> _EXERCISE DETAILS_: Tally up the lines below that include the word "用户自定". Answer with the number alone.

(Element data from apps and pages)
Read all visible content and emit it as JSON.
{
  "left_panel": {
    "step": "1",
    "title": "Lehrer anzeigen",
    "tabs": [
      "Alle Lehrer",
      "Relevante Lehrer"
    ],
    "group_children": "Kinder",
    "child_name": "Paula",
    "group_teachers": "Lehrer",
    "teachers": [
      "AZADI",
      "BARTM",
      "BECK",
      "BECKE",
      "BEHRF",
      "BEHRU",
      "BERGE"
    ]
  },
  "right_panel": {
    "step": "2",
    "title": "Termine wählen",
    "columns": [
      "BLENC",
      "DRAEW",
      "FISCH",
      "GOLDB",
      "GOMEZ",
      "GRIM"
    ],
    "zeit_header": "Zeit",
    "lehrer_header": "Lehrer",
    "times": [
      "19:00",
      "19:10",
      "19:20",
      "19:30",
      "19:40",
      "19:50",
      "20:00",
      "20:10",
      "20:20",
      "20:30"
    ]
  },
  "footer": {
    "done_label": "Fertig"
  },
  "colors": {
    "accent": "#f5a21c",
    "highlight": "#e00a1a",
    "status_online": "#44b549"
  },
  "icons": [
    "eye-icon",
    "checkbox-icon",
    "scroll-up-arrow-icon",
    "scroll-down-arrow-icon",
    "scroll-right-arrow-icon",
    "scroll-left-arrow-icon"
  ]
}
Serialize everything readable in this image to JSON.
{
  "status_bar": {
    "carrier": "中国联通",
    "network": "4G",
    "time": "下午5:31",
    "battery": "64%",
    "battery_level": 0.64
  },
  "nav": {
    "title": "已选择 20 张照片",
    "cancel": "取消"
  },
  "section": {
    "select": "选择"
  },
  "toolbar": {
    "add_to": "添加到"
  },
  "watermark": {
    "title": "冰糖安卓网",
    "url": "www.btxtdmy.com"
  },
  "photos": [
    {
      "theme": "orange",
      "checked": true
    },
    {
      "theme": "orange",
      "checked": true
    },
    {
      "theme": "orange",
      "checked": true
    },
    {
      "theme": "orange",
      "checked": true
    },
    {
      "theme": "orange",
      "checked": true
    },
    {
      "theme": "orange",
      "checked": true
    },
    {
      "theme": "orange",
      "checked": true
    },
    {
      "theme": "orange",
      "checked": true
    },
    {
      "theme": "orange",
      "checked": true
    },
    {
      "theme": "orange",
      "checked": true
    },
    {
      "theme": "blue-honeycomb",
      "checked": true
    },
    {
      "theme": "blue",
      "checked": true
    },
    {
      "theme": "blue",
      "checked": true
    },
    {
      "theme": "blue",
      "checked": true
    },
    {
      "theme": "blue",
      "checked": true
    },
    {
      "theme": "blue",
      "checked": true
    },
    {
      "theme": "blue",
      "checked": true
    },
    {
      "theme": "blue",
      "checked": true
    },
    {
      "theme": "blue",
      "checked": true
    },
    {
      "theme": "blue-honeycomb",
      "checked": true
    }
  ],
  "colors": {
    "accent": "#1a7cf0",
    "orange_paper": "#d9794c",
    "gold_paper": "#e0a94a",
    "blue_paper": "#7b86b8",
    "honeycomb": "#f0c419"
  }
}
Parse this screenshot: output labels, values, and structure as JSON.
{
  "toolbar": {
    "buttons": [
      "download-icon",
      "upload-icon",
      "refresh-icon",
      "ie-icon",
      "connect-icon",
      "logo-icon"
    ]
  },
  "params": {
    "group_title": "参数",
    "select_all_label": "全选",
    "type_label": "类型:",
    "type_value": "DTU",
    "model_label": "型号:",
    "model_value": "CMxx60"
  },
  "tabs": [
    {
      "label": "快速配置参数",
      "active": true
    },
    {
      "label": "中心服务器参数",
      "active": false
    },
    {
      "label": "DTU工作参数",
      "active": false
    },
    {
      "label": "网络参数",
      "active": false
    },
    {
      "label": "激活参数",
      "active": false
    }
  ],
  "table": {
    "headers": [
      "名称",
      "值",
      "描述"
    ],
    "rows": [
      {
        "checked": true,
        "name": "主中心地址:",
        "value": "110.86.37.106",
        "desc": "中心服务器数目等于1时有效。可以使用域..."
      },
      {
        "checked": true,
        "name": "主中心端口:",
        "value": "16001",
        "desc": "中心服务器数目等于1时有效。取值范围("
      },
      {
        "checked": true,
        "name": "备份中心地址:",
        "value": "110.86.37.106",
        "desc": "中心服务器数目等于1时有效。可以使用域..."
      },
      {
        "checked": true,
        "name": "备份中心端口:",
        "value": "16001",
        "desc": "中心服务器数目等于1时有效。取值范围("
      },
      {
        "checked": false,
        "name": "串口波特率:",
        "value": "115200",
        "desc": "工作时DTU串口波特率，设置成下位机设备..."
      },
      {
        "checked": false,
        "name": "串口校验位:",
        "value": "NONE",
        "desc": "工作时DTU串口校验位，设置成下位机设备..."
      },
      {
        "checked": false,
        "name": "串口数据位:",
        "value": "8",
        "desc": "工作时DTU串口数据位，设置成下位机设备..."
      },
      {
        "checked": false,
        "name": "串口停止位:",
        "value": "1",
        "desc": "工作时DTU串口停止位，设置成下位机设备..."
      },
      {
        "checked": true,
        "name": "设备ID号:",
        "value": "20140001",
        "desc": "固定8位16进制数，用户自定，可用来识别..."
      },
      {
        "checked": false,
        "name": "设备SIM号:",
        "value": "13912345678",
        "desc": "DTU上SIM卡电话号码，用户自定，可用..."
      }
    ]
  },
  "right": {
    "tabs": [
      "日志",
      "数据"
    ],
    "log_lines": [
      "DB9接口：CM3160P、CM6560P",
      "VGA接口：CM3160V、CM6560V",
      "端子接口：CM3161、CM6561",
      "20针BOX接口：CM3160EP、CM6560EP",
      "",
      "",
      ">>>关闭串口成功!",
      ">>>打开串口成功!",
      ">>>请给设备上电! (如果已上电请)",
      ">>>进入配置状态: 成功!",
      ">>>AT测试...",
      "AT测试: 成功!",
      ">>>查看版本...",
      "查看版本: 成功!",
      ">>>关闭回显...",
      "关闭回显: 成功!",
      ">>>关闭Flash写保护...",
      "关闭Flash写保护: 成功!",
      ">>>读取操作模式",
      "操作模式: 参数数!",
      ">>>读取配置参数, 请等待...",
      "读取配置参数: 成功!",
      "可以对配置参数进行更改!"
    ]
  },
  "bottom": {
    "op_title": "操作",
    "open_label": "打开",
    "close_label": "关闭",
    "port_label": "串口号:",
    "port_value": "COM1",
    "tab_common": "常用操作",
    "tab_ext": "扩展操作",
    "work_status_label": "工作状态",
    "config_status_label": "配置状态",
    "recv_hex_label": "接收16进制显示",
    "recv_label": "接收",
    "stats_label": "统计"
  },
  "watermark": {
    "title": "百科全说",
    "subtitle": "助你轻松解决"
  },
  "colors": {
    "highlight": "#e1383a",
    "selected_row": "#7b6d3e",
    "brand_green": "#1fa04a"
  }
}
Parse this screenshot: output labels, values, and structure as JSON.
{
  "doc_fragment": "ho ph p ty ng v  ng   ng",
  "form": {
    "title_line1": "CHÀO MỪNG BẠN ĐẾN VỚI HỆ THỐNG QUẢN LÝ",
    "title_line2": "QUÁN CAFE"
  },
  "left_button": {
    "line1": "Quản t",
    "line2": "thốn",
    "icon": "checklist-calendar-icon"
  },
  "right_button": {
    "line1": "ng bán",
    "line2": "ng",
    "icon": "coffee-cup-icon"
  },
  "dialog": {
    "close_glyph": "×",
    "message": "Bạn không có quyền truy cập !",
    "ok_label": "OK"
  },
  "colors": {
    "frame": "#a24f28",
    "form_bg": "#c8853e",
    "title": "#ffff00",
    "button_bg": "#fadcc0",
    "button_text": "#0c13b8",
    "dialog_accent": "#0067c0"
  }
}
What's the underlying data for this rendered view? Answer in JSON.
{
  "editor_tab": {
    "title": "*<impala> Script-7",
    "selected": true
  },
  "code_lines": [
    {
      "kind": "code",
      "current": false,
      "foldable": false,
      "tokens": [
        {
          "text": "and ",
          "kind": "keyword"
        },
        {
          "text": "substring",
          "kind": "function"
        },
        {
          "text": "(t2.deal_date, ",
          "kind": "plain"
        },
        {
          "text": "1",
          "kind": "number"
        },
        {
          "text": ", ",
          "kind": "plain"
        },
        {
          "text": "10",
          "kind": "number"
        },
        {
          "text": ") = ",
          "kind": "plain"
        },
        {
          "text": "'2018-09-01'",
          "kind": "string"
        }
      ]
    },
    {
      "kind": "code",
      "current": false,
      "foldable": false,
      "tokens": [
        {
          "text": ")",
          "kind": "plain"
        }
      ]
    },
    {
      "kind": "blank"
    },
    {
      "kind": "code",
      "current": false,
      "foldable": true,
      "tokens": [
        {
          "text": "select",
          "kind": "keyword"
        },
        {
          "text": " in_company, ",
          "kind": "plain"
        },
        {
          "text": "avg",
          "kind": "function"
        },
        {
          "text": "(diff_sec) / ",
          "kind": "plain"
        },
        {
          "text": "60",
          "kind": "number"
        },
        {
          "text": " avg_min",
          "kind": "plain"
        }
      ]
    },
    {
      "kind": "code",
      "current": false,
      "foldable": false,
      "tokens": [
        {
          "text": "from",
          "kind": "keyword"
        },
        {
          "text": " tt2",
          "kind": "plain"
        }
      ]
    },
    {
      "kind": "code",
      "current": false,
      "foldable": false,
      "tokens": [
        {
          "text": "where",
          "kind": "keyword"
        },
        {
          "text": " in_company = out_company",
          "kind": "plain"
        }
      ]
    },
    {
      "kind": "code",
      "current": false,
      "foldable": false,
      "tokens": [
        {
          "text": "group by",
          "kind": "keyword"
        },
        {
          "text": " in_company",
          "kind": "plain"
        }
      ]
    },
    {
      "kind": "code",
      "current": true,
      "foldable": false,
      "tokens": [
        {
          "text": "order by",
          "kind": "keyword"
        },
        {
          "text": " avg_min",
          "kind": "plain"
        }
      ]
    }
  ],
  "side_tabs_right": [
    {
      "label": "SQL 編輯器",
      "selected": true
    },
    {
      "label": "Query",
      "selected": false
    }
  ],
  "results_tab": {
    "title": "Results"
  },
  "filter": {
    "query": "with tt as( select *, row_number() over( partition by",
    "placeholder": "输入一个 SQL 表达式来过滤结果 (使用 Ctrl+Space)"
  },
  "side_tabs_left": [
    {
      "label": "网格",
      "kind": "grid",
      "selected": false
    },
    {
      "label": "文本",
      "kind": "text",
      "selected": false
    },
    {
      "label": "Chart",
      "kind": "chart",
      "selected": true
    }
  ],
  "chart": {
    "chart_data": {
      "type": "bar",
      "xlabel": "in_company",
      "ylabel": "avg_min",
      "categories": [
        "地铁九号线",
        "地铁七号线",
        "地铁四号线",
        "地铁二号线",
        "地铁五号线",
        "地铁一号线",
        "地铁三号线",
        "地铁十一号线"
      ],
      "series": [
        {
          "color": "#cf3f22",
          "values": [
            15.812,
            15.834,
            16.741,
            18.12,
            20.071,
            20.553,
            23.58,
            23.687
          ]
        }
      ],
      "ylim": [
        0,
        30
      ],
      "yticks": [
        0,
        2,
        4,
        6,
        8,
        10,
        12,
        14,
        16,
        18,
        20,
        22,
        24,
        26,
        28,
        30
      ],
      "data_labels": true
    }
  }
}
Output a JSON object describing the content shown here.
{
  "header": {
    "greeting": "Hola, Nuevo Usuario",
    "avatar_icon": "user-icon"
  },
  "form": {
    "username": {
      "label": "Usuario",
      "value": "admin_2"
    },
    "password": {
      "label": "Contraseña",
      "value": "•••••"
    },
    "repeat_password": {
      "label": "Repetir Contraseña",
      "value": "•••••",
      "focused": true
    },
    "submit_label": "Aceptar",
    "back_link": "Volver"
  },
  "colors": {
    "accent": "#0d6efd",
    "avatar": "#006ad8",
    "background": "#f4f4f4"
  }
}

> _RESPONSE BELOW_: 2